For my daughter I would suffer through a thousand divorces, a million uncomfortable phone calls, a trillion emotionally fraught text messages.

And how I feel about my kid is how I also feel about my design affliction. The pain of being unable to use what works for other folks is more than compensated for by the joy of recognizing great design when I see it—and the pleasure of striving to emulate that greatness, no matter how badly I fail every time.

A Holiday Wish
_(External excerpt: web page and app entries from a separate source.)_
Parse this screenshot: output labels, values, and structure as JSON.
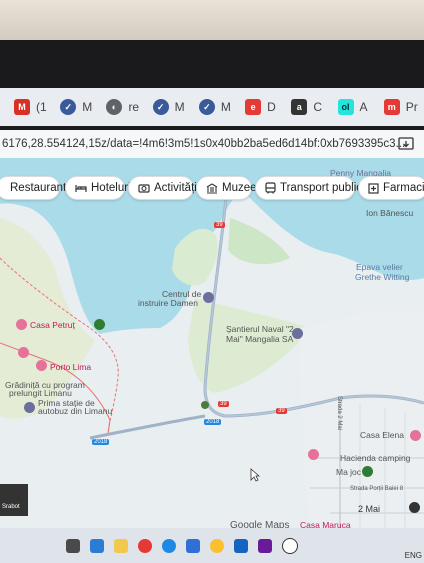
{
  "browser": {
    "tabs": [
      {
        "icon": "gmail-icon",
        "label": "(1",
        "color": "#d93025"
      },
      {
        "icon": "shield-icon",
        "label": "M",
        "color": "#3b5a9a"
      },
      {
        "icon": "globe-icon",
        "label": "re",
        "color": "#5f6368"
      },
      {
        "icon": "shield-icon",
        "label": "M",
        "color": "#3b5a9a"
      },
      {
        "icon": "shield-icon",
        "label": "M",
        "color": "#3b5a9a"
      },
      {
        "icon": "emag-icon",
        "label": "D",
        "color": "#e53935"
      },
      {
        "icon": "app-icon",
        "label": "C",
        "color": "#333333"
      },
      {
        "icon": "olx-icon",
        "label": "A",
        "color": "#23e5db"
      },
      {
        "icon": "m-icon",
        "label": "Pr",
        "color": "#e53935"
      }
    ],
    "url": "6176,28.554124,15z/data=!4m6!3m5!1s0x40bb2ba5ed6d14bf:0xb7693395c3..."
  },
  "map": {
    "chips": [
      {
        "label": "Restaurante",
        "icon": "fork-knife-icon"
      },
      {
        "label": "Hoteluri",
        "icon": "bed-icon"
      },
      {
        "label": "Activități",
        "icon": "camera-icon"
      },
      {
        "label": "Muzee",
        "icon": "museum-icon"
      },
      {
        "label": "Transport public",
        "icon": "bus-icon"
      },
      {
        "label": "Farmacii",
        "icon": "pharmacy-icon"
      }
    ],
    "labels": {
      "penny": "Penny Mangalia",
      "ion_banescu": "Ion Bănescu",
      "epava": "Epava velier",
      "grethe": "Grethe Witting",
      "centrul": "Centrul de",
      "instruire": "instruire Damen",
      "santierul1": "Șantierul Naval \"2",
      "santierul2": "Mai\" Mangalia SA",
      "casa_petrut": "Casa Petruț",
      "porto_lima": "Porto Lima",
      "gradinita1": "Grădiniță cu program",
      "gradinita2": "prelungit Limanu",
      "prima1": "Prima stație de",
      "prima2": "autobuz din Limanu",
      "casa_elena": "Casa Elena",
      "hacienda": "Hacienda camping",
      "ma_joc": "Ma joc",
      "strada_2mai": "Strada 2 Mai",
      "strada_portii": "Strada Porții Baiei 8",
      "doi_mai": "2 Mai",
      "casa_maruca": "Casa Maruca",
      "road_39": "39",
      "road_2018": "2018",
      "google_maps": "Google Maps"
    }
  },
  "taskbar": {
    "lang": "ENG"
  },
  "sidecard": {
    "label": "Srabot"
  }
}
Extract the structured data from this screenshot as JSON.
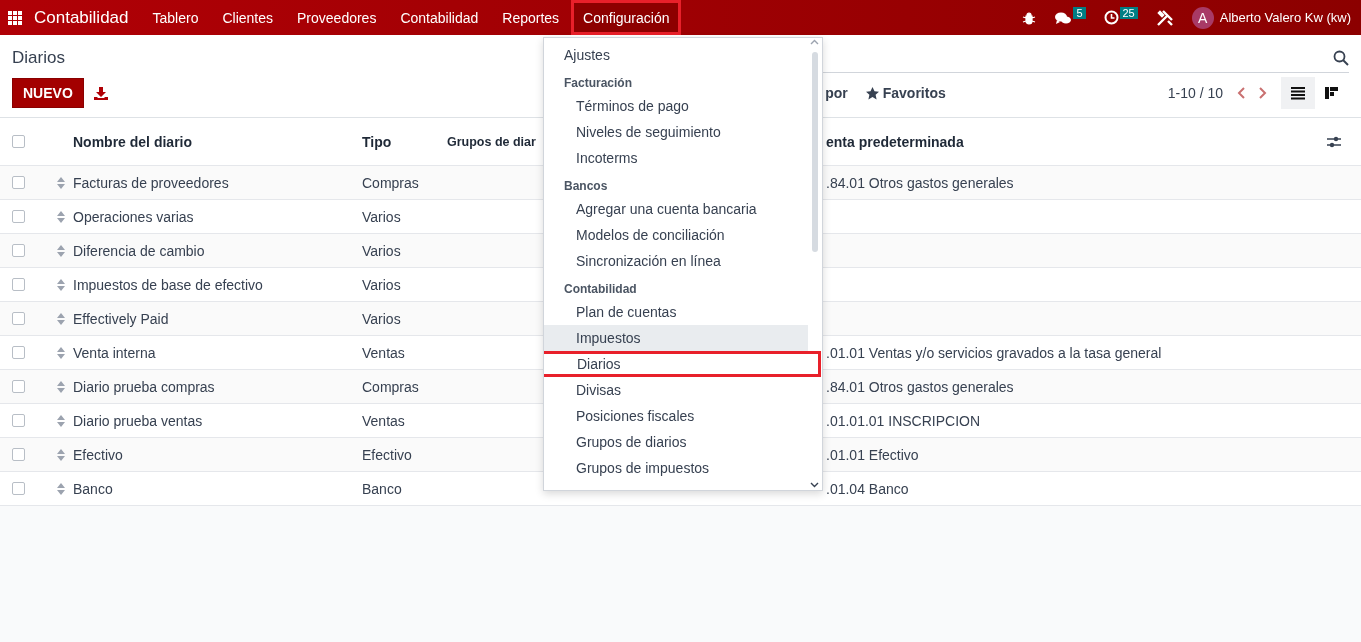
{
  "navbar": {
    "app_name": "Contabilidad",
    "menus": [
      {
        "label": "Tablero",
        "selected": false,
        "highlighted": false
      },
      {
        "label": "Clientes",
        "selected": false,
        "highlighted": false
      },
      {
        "label": "Proveedores",
        "selected": false,
        "highlighted": false
      },
      {
        "label": "Contabilidad",
        "selected": false,
        "highlighted": false
      },
      {
        "label": "Reportes",
        "selected": false,
        "highlighted": false
      },
      {
        "label": "Configuración",
        "selected": true,
        "highlighted": true
      }
    ],
    "messages_count": "5",
    "activities_count": "25",
    "user": {
      "initial": "A",
      "name": "Alberto Valero Kw (kw)"
    }
  },
  "control_panel": {
    "title": "Diarios",
    "new_button": "NUEVO",
    "group_by_partial": "por",
    "favorites": "Favoritos",
    "pager": "1-10 / 10",
    "views": [
      {
        "kind": "list",
        "selected": true
      },
      {
        "kind": "kanban",
        "selected": false
      }
    ]
  },
  "table": {
    "header_checked": false,
    "columns": [
      "Nombre del diario",
      "Tipo",
      "Grupos de diar",
      "enta predeterminada"
    ],
    "rows": [
      {
        "checked": false,
        "name": "Facturas de proveedores",
        "type": "Compras",
        "account": ".84.01 Otros gastos generales"
      },
      {
        "checked": false,
        "name": "Operaciones varias",
        "type": "Varios",
        "account": ""
      },
      {
        "checked": false,
        "name": "Diferencia de cambio",
        "type": "Varios",
        "account": ""
      },
      {
        "checked": false,
        "name": "Impuestos de base de efectivo",
        "type": "Varios",
        "account": ""
      },
      {
        "checked": false,
        "name": "Effectively Paid",
        "type": "Varios",
        "account": ""
      },
      {
        "checked": false,
        "name": "Venta interna",
        "type": "Ventas",
        "account": ".01.01 Ventas y/o servicios gravados a la tasa general"
      },
      {
        "checked": false,
        "name": "Diario prueba compras",
        "type": "Compras",
        "account": ".84.01 Otros gastos generales"
      },
      {
        "checked": false,
        "name": "Diario prueba ventas",
        "type": "Ventas",
        "account": ".01.01.01 INSCRIPCION"
      },
      {
        "checked": false,
        "name": "Efectivo",
        "type": "Efectivo",
        "account": ".01.01 Efectivo"
      },
      {
        "checked": false,
        "name": "Banco",
        "type": "Banco",
        "account": ".01.04 Banco"
      }
    ]
  },
  "dropdown": {
    "items": [
      {
        "kind": "top",
        "label": "Ajustes",
        "hovered": false,
        "highlighted": false
      },
      {
        "kind": "header",
        "label": "Facturación"
      },
      {
        "kind": "sub",
        "label": "Términos de pago",
        "hovered": false,
        "highlighted": false
      },
      {
        "kind": "sub",
        "label": "Niveles de seguimiento",
        "hovered": false,
        "highlighted": false
      },
      {
        "kind": "sub",
        "label": "Incoterms",
        "hovered": false,
        "highlighted": false
      },
      {
        "kind": "header",
        "label": "Bancos"
      },
      {
        "kind": "sub",
        "label": "Agregar una cuenta bancaria",
        "hovered": false,
        "highlighted": false
      },
      {
        "kind": "sub",
        "label": "Modelos de conciliación",
        "hovered": false,
        "highlighted": false
      },
      {
        "kind": "sub",
        "label": "Sincronización en línea",
        "hovered": false,
        "highlighted": false
      },
      {
        "kind": "header",
        "label": "Contabilidad"
      },
      {
        "kind": "sub",
        "label": "Plan de cuentas",
        "hovered": false,
        "highlighted": false
      },
      {
        "kind": "sub",
        "label": "Impuestos",
        "hovered": true,
        "highlighted": false
      },
      {
        "kind": "sub",
        "label": "Diarios",
        "hovered": false,
        "highlighted": true
      },
      {
        "kind": "sub",
        "label": "Divisas",
        "hovered": false,
        "highlighted": false
      },
      {
        "kind": "sub",
        "label": "Posiciones fiscales",
        "hovered": false,
        "highlighted": false
      },
      {
        "kind": "sub",
        "label": "Grupos de diarios",
        "hovered": false,
        "highlighted": false
      },
      {
        "kind": "sub",
        "label": "Grupos de impuestos",
        "hovered": false,
        "highlighted": false
      }
    ]
  }
}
We are all designers. You may call yourself a front-end developer, but if you spend hours shaving half-seconds off an interaction, that’s user experience and you, my friend, are a designer. If the client asks, “Can you migrate all my old content to the new CMS?” and you answer, “Of course we can, but should we?”, you are a designer. Even our users are designers. Think about it.

ON THE TITLES that divide, and the spirit that unites us: My Holiday Wish for all people who make websites—in today’s 24ways.

Big Web Show № 123: Why Clients Spend More on Toilets Than Design

Andy Budd

DESIGNER Andy Budd and I discuss why clients spend more on toilet cleaning than design; honest pitching; the ins and outs of agile pricing; modular code libraries; selling web services instead of deliverables; the maturation of our industry since the mid-1990s; the value of reputation; design as a collaborative process; how and why agencies get invited to pitch; passion as studio marketing; our field’s evolution from layout-making to strategic design thinking; and much more.

Enjoy Big Web Show № 123: Leading a Design Agency with Clearleft’s Andy Budd.

What’s Wrong With This Picture? Flickr is about to sell off your Creative Commons photos

SHORTSIGHTED and sucky.

From Dazed comes news that Flickr is about to sell off our Creative Commons photos. This means photos we’ve taken with the idea of giving them away freely will now be sold, whether we like it or not. And who gets the dough for these photos we took? Only Yahoo.

As a photographer, I now have to choose whether to prevent people from using my photos, or prevent Yahoo from selling them. I can’t have both.

I want people to use my photos. That’s why I take them. I want that usage to be unencumbered. That’s why I chose a Creative Commons license. Some of the publications and businesses that use my photos make no money at all. Others make a little something. I don’t care either way. That’s why I chose a Commercial Attribution license. The license makes my work available to all publications and products, whether commercial or non-commercial. Fine with me.

But Yahoo selling the stuff? Cheesy, desperate, and not at all fine with me. I pay for a Flickr Pro account, and am happy to do so. That’s how Yahoo is supposed to make money from my hobby.

I know the site’s founders (who left years ago). Other friends of mine still work there as designers & developers. They are great people. Talented, user-focused, righteous. None of them is for this.

I’ve had a Flickr Pro account for about ten years. I love Flickr. Sometimes, for years, it has been like loving a friend who is in a coma. Now it’s like helplessly watching a cocaine-addicted friend snort up their kid’s college fund.

Come on, Yahoo.

Updates

  1. Read Jen Simmons’s I Don’t Want “Creative Commons By” To Mean You Can Rip Me Off, which addresses weaknesses in the current CC licensing that permit Yahoo to do what it’s doing; clearer and more subtle licensing would prevent it.
  2. Whether or not CC licenses would benefit from what Jen proposes, Yahoo, if it understood the spirit of the community it bought in Flickr—or even if it simply wanted to pretend to understand—could prevent a lot of bad feeling by writing to members whose work is covered by CC Attribution licenses; asking for feedback on its plan; making the plan opt-in; and offering some kind of revenue sharing for those members who don’t mind having Yahoo sell prints of their work. That Yahoo doesn’t think of this—and that some usually thoughtful people are defending Yahoo on the grounds that the CC license allows what they’re doing—I find profoundly depressing. We were a community. What happened?

Hat tip: @Rasmusuu